“The National Climate Assessment that includes NASA, and it includes the Department of Energy and it includes NOAA, has clearly stated it is extremely likely — is the language they use — that human activity is the dominant cause of global warming,” he said at a Senate Appropriations Committee subpanel's hearing last month.

President TrumpDonald TrumpFive takeaways from the Ohio special primaries Missouri Rep. Billy Long enters Senate GOP primary Trump-backed Mike Carey wins GOP primary in Ohio special election MORE and Environmental Protection Agency Administrator Scott PruittEdward (Scott) Scott PruittScience matters: Thankfully, EPA leadership once again agrees Want to evaluate Donald Trump's judgment? Listen to Donald Trump Saluting FOIA on its birthday MORE have not made similar pronouncements, however.

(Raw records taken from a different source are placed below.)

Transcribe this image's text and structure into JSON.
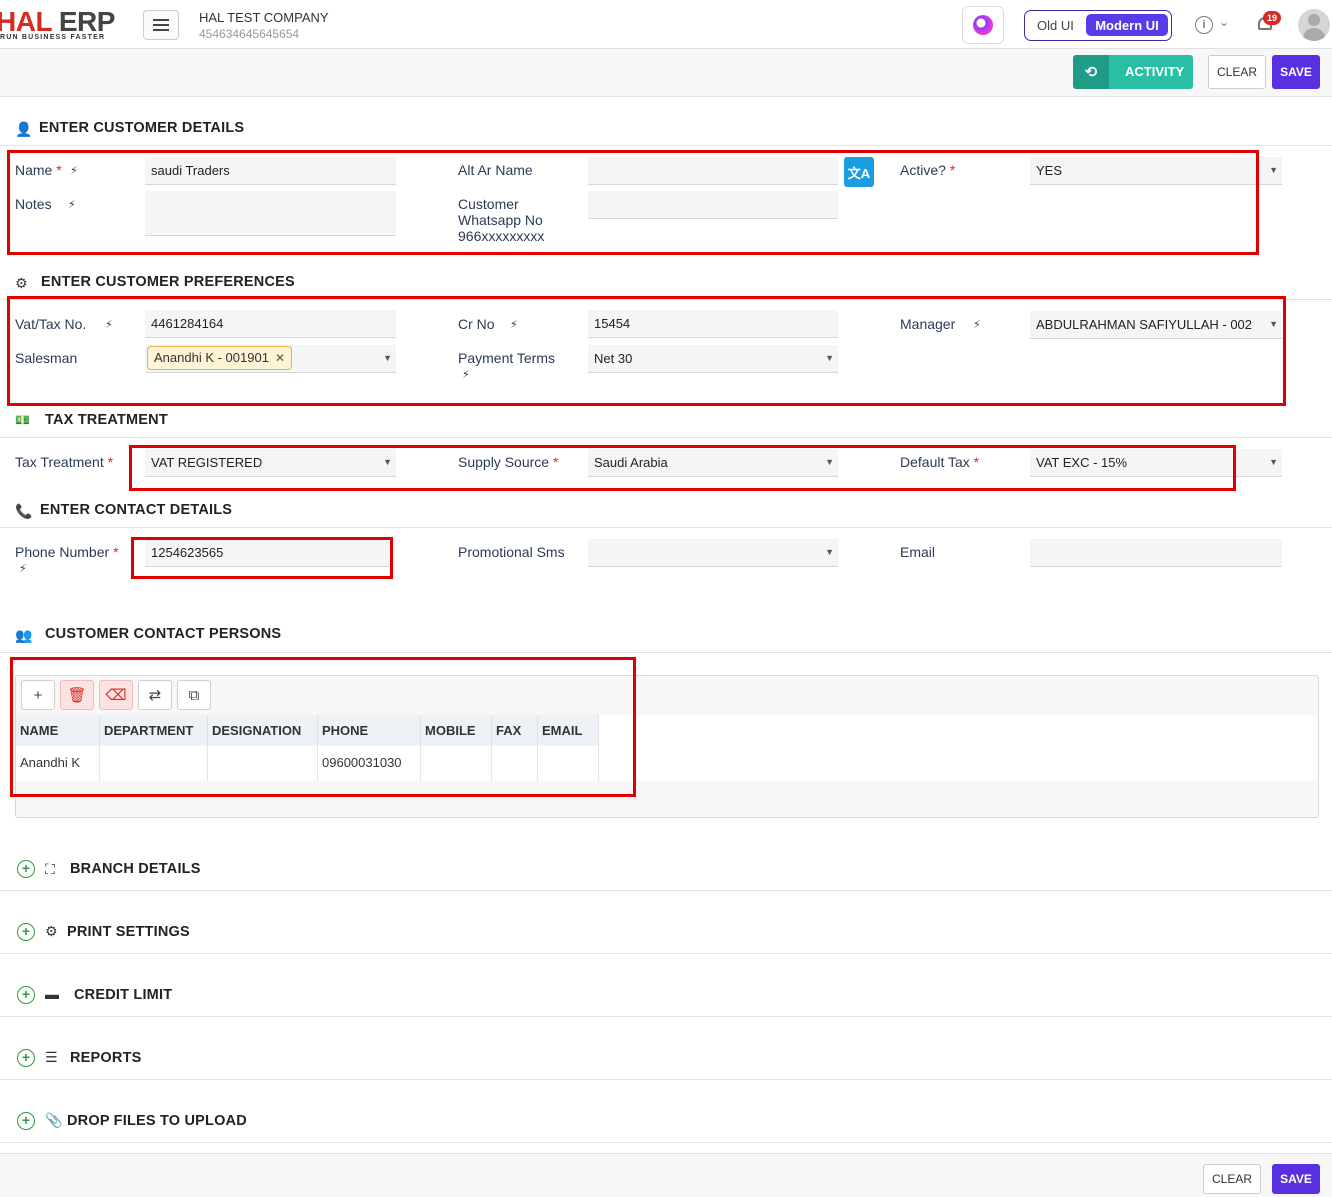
{
  "header": {
    "logo_main_a": "HAL",
    "logo_main_b": "ERP",
    "logo_tagline": "RUN BUSINESS FASTER",
    "company_name": "HAL TEST COMPANY",
    "company_code": "454634645645654",
    "old_ui_label": "Old UI",
    "modern_ui_label": "Modern UI",
    "info_glyph": "i",
    "notification_count": "19"
  },
  "actions": {
    "activity_label": "ACTIVITY",
    "clear_label": "CLEAR",
    "save_label": "SAVE"
  },
  "customer_details": {
    "title": "ENTER CUSTOMER DETAILS",
    "name_label": "Name",
    "name_value": "saudi Traders",
    "notes_label": "Notes",
    "notes_value": "",
    "alt_ar_name_label": "Alt Ar Name",
    "alt_ar_name_value": "",
    "translate_glyph": "文A",
    "whatsapp_label_line1": "Customer",
    "whatsapp_label_line2": "Whatsapp No",
    "whatsapp_label_line3": "966xxxxxxxxx",
    "whatsapp_value": "",
    "active_label": "Active?",
    "active_value": "YES"
  },
  "preferences": {
    "title": "ENTER CUSTOMER PREFERENCES",
    "vat_label": "Vat/Tax No.",
    "vat_value": "4461284164",
    "cr_label": "Cr No",
    "cr_value": "15454",
    "manager_label": "Manager",
    "manager_value": "ABDULRAHMAN SAFIYULLAH - 002",
    "salesman_label": "Salesman",
    "salesman_chip": "Anandhi K - 001901",
    "payment_terms_label": "Payment Terms",
    "payment_terms_value": "Net 30"
  },
  "tax": {
    "title": "TAX TREATMENT",
    "treatment_label": "Tax Treatment",
    "treatment_value": "VAT REGISTERED",
    "supply_source_label": "Supply Source",
    "supply_source_value": "Saudi Arabia",
    "default_tax_label": "Default Tax",
    "default_tax_value": "VAT EXC - 15%"
  },
  "contact": {
    "title": "ENTER CONTACT DETAILS",
    "phone_label": "Phone Number",
    "phone_value": "1254623565",
    "promo_sms_label": "Promotional Sms",
    "promo_sms_value": "",
    "email_label": "Email",
    "email_value": ""
  },
  "contact_persons": {
    "title": "CUSTOMER CONTACT PERSONS",
    "columns": [
      "NAME",
      "DEPARTMENT",
      "DESIGNATION",
      "PHONE",
      "MOBILE",
      "FAX",
      "EMAIL"
    ],
    "rows": [
      [
        "Anandhi K",
        "",
        "",
        "09600031030",
        "",
        "",
        ""
      ]
    ]
  },
  "collapsibles": {
    "branch": "BRANCH DETAILS",
    "print": "PRINT SETTINGS",
    "credit": "CREDIT LIMIT",
    "reports": "REPORTS",
    "files": "DROP FILES TO UPLOAD"
  }
}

Trump has long denied climate change is real, once saying without evidence that it was “created by and for the Chinese in order to make U.S. manufacturing noncompetitive.”

Last December, the president tweeted during a period of cold weather that “perhaps we could use a little bit of that good old Global Warming."

In March, Pruitt told CNBC that he didn't think humans were a primary contributor to climate change, saying there's "tremendous disagreement about the degree of impact."